A: Mrs. Fujiyama, the lei seller: I have had the good fortune to know several admirable Japanese-American women. Amazing organizers -- they get things done, nothing is lost on them, they watch over their flocks like hawks. One of these women was a kind of mother figure for me. Mrs. Fujiyama is certainly that for Kai.
I have an attorney/jazz pianist friend who tells the saltiest jokes this side of Panama. That's Tommy Woo. Anyone who knows the jazz scene in Honolulu would recognize him. He is not, however, Chinese. That comes from my Lanikai neighbor.
Alika Kealoha is based on some strong and noble Hawaiian people I have had the good fortune to know. The surfing-Atlas side comes from big-wave riders I have observed on the North Shore. Frank O. Sun is based on a real-life drug lord. And Summer and Leimomi are composite characters.
Q: Do you think about surfing as much as Kai does?
A: No. I mostly think about surfing when I'm thinking about Kai thinking about surfing. But when I get up from my desk and go see the waves in person, I find them incredibly beautiful and I want to be out in them!
Q: How do you build a book?
A: I start with plot ideas hastily written out, then a detailed outline and character profiles, like blueprints for a building. I always know how the book will end before I begin. In some ways you write a mystery backward, starting with the solution and then developing the problem. I solicit suggestions from my faithful in-house editor -- and my wife! -- Charlene. Later, the books benefit the input of colleagues and from Island Heritage editor Kirsten Whatley.
Q: Do you ever surprise yourself with plot twists?
A: Yes, when I'm really cooking and something happens that's not in the outline. I try to resist it but it keeps nagging me. Kai's girlfriend, Leimomi, wasn't in the outline. When she cropped up I kept trying to make her go away. But she wouldn't. So I left her in.
Q: Do you travel to research a recognizable Hawaii?
A: There's another mystery series by Jeff Shelby that features a surfer who lives in San Diego. I first learned to surf in San Diego, and I really liked the place but I'm so happy I eventually moved to Hawaii, because these islands really make the series. Kai hopping from one gorgeous surf-washed gem to another never fails to stir my imagination.
Q: The Surfing Detective even has his own Web site, surfingdetective.com.
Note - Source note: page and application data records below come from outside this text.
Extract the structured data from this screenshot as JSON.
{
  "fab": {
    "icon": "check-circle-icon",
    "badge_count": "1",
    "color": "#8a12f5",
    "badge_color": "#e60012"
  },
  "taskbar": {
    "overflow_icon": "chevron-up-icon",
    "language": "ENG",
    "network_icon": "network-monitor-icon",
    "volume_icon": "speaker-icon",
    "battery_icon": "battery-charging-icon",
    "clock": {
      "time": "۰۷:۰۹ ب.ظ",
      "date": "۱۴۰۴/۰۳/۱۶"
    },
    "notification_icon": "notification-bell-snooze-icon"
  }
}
Which covers "surfing" in both meanings of the verb.
A: Lucky me! My brother-in-law, John Michener, owns Mediaspring in Los Osos, Calif. Starting up my site was therefore easy and inexpensive. He arranged everything, including an online shop where folks can buy books and T-shirts.
It was harder getting a trademark for the Surfing Detective logo. That took several years and several hundred dollars and filling out lots of complicated government forms.
Q: Will Kai eventually go off riding into the sunset, or Sunset Beach?
A: Yes, I see Kai, the consummate loner who is always unlucky in love, eventually getting weary of his failed relationships. One day he's going to want to settle down. But when that happens it will bring the end of the series.
The mystery, then, is how to get from here to there. You're free to go, Hughes. If that's really your name.